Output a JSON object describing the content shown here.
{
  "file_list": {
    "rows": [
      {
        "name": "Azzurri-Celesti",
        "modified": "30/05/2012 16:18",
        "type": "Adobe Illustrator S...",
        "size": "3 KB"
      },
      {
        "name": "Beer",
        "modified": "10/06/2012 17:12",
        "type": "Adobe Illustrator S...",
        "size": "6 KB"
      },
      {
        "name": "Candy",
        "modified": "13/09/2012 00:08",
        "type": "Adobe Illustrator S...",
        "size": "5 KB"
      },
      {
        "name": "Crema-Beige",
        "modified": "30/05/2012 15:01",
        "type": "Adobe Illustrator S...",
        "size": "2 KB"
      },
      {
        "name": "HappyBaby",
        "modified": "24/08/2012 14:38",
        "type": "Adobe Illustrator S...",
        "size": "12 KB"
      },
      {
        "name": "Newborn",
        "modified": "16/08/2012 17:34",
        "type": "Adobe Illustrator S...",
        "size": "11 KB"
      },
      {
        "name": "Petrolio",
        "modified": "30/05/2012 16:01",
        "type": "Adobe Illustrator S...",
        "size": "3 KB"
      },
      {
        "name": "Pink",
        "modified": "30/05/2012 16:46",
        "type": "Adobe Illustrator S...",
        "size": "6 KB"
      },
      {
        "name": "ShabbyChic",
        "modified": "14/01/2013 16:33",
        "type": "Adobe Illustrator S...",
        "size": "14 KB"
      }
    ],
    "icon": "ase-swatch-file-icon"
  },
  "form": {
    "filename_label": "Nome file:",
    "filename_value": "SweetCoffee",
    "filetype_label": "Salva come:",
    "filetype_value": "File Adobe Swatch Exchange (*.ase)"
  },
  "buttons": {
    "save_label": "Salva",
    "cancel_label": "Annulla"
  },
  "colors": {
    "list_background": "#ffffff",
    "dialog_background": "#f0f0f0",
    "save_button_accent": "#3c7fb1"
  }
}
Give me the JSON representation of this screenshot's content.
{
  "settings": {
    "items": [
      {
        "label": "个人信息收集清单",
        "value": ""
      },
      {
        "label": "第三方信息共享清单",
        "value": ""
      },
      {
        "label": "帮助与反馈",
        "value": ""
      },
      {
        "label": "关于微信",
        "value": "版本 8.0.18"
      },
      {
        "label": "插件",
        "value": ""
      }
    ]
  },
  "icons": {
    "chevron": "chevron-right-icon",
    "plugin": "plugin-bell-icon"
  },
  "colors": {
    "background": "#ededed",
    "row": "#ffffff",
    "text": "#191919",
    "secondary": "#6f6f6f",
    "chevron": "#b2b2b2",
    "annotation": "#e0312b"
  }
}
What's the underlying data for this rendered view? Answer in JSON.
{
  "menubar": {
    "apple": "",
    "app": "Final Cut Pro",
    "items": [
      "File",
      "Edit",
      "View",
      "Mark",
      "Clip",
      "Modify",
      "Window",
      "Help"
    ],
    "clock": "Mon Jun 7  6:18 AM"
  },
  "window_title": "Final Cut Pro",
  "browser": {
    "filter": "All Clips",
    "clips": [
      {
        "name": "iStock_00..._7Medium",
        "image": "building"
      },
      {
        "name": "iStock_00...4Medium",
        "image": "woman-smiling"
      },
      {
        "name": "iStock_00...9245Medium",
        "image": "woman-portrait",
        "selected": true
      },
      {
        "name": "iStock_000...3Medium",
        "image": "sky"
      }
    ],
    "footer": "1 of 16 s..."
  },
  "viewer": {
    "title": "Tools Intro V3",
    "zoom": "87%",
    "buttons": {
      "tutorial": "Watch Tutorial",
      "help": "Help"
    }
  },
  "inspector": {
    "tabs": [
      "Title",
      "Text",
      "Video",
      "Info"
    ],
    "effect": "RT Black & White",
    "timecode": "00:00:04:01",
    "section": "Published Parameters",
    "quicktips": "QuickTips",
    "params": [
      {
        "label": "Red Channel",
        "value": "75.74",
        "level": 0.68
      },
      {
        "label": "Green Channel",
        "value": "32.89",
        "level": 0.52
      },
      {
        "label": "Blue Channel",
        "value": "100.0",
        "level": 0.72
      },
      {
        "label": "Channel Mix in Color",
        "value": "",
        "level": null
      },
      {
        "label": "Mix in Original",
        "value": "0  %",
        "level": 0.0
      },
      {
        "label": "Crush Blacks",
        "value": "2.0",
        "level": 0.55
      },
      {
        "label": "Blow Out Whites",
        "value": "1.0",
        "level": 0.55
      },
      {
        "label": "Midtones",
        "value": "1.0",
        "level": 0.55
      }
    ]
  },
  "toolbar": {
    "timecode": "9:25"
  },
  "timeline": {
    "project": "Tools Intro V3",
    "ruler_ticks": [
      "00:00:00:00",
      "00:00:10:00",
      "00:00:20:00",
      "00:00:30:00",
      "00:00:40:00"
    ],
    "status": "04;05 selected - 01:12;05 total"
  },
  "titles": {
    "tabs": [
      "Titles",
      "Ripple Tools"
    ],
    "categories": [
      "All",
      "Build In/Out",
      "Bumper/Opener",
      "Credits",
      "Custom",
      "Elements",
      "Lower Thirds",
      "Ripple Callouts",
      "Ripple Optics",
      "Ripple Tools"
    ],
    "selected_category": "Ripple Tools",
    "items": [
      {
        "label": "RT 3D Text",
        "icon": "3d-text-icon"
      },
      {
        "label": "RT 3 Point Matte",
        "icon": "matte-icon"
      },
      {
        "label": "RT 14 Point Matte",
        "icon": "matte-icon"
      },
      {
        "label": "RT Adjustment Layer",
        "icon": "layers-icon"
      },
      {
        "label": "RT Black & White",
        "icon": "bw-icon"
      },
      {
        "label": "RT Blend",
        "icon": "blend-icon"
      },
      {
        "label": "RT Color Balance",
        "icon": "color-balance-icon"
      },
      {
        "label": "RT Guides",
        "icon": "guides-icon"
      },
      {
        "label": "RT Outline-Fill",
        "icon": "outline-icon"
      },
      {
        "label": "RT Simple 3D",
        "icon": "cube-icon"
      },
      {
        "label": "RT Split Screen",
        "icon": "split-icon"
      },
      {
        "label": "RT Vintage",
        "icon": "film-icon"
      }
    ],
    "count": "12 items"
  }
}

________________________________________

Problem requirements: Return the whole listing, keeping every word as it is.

Result below:
Output a JSON object describing the content shown here.
{
  "file_list": {
    "rows": [
      {
        "name": "Azzurri-Celesti",
        "modified": "30/05/2012 16:18",
        "type": "Adobe Illustrator S...",
        "size": "3 KB"
      },
      {
        "name": "Beer",
        "modified": "10/06/2012 17:12",
        "type": "Adobe Illustrator S...",
        "size": "6 KB"
      },
      {
        "name": "Candy",
        "modified": "13/09/2012 00:08",
        "type": "Adobe Illustrator S...",
        "size": "5 KB"
      },
      {
        "name": "Crema-Beige",
        "modified": "30/05/2012 15:01",
        "type": "Adobe Illustrator S...",
        "size": "2 KB"
      },
      {
        "name": "HappyBaby",
        "modified": "24/08/2012 14:38",
        "type": "Adobe Illustrator S...",
        "size": "12 KB"
      },
      {
        "name": "Newborn",
        "modified": "16/08/2012 17:34",
        "type": "Adobe Illustrator S...",
        "size": "11 KB"
      },
      {
        "name": "Petrolio",
        "modified": "30/05/2012 16:01",
        "type": "Adobe Illustrator S...",
        "size": "3 KB"
      },
      {
        "name": "Pink",
        "modified": "30/05/2012 16:46",
        "type": "Adobe Illustrator S...",
        "size": "6 KB"
      },
      {
        "name": "ShabbyChic",
        "modified": "14/01/2013 16:33",
        "type": "Adobe Illustrator S...",
        "size": "14 KB"
      }
    ],
    "icon": "ase-swatch-file-icon"
  },
  "form": {
    "filename_label": "Nome file:",
    "filename_value": "SweetCoffee",
    "filetype_label": "Salva come:",
    "filetype_value": "File Adobe Swatch Exchange (*.ase)"
  },
  "buttons": {
    "save_label": "Salva",
    "cancel_label": "Annulla"
  },
  "colors": {
    "list_background": "#ffffff",
    "dialog_background": "#f0f0f0",
    "save_button_accent": "#3c7fb1"
  }
}
Give me the JSON representation of this screenshot's content.
{
  "settings": {
    "items": [
      {
        "label": "个人信息收集清单",
        "value": ""
      },
      {
        "label": "第三方信息共享清单",
        "value": ""
      },
      {
        "label": "帮助与反馈",
        "value": ""
      },
      {
        "label": "关于微信",
        "value": "版本 8.0.18"
      },
      {
        "label": "插件",
        "value": ""
      }
    ]
  },
  "icons": {
    "chevron": "chevron-right-icon",
    "plugin": "plugin-bell-icon"
  },
  "colors": {
    "background": "#ededed",
    "row": "#ffffff",
    "text": "#191919",
    "secondary": "#6f6f6f",
    "chevron": "#b2b2b2",
    "annotation": "#e0312b"
  }
}
What's the underlying data for this rendered view? Answer in JSON.
{
  "menubar": {
    "apple": "",
    "app": "Final Cut Pro",
    "items": [
      "File",
      "Edit",
      "View",
      "Mark",
      "Clip",
      "Modify",
      "Window",
      "Help"
    ],
    "clock": "Mon Jun 7  6:18 AM"
  },
  "window_title": "Final Cut Pro",
  "browser": {
    "filter": "All Clips",
    "clips": [
      {
        "name": "iStock_00..._7Medium",
        "image": "building"
      },
      {
        "name": "iStock_00...4Medium",
        "image": "woman-smiling"
      },
      {
        "name": "iStock_00...9245Medium",
        "image": "woman-portrait",
        "selected": true
      },
      {
        "name": "iStock_000...3Medium",
        "image": "sky"
      }
    ],
    "footer": "1 of 16 s..."
  },
  "viewer": {
    "title": "Tools Intro V3",
    "zoom": "87%",
    "buttons": {
      "tutorial": "Watch Tutorial",
      "help": "Help"
    }
  },
  "inspector": {
    "tabs": [
      "Title",
      "Text",
      "Video",
      "Info"
    ],
    "effect": "RT Black & White",
    "timecode": "00:00:04:01",
    "section": "Published Parameters",
    "quicktips": "QuickTips",
    "params": [
      {
        "label": "Red Channel",
        "value": "75.74",
        "level": 0.68
      },
      {
        "label": "Green Channel",
        "value": "32.89",
        "level": 0.52
      },
      {
        "label": "Blue Channel",
        "value": "100.0",
        "level": 0.72
      },
      {
        "label": "Channel Mix in Color",
        "value": "",
        "level": null
      },
      {
        "label": "Mix in Original",
        "value": "0  %",
        "level": 0.0
      },
      {
        "label": "Crush Blacks",
        "value": "2.0",
        "level": 0.55
      },
      {
        "label": "Blow Out Whites",
        "value": "1.0",
        "level": 0.55
      },
      {
        "label": "Midtones",
        "value": "1.0",
        "level": 0.55
      }
    ]
  },
  "toolbar": {
    "timecode": "9:25"
  },
  "timeline": {
    "project": "Tools Intro V3",
    "ruler_ticks": [
      "00:00:00:00",
      "00:00:10:00",
      "00:00:20:00",
      "00:00:30:00",
      "00:00:40:00"
    ],
    "status": "04;05 selected - 01:12;05 total"
  },
  "titles": {
    "tabs": [
      "Titles",
      "Ripple Tools"
    ],
    "categories": [
      "All",
      "Build In/Out",
      "Bumper/Opener",
      "Credits",
      "Custom",
      "Elements",
      "Lower Thirds",
      "Ripple Callouts",
      "Ripple Optics",
      "Ripple Tools"
    ],
    "selected_category": "Ripple Tools",
    "items": [
      {
        "label": "RT 3D Text",
        "icon": "3d-text-icon"
      },
      {
        "label": "RT 3 Point Matte",
        "icon": "matte-icon"
      },
      {
        "label": "RT 14 Point Matte",
        "icon": "matte-icon"
      },
      {
        "label": "RT Adjustment Layer",
        "icon": "layers-icon"
      },
      {
        "label": "RT Black & White",
        "icon": "bw-icon"
      },
      {
        "label": "RT Blend",
        "icon": "blend-icon"
      },
      {
        "label": "RT Color Balance",
        "icon": "color-balance-icon"
      },
      {
        "label": "RT Guides",
        "icon": "guides-icon"
      },
      {
        "label": "RT Outline-Fill",
        "icon": "outline-icon"
      },
      {
        "label": "RT Simple 3D",
        "icon": "cube-icon"
      },
      {
        "label": "RT Split Screen",
        "icon": "split-icon"
      },
      {
        "label": "RT Vintage",
        "icon": "film-icon"
      }
    ],
    "count": "12 items"
  }
}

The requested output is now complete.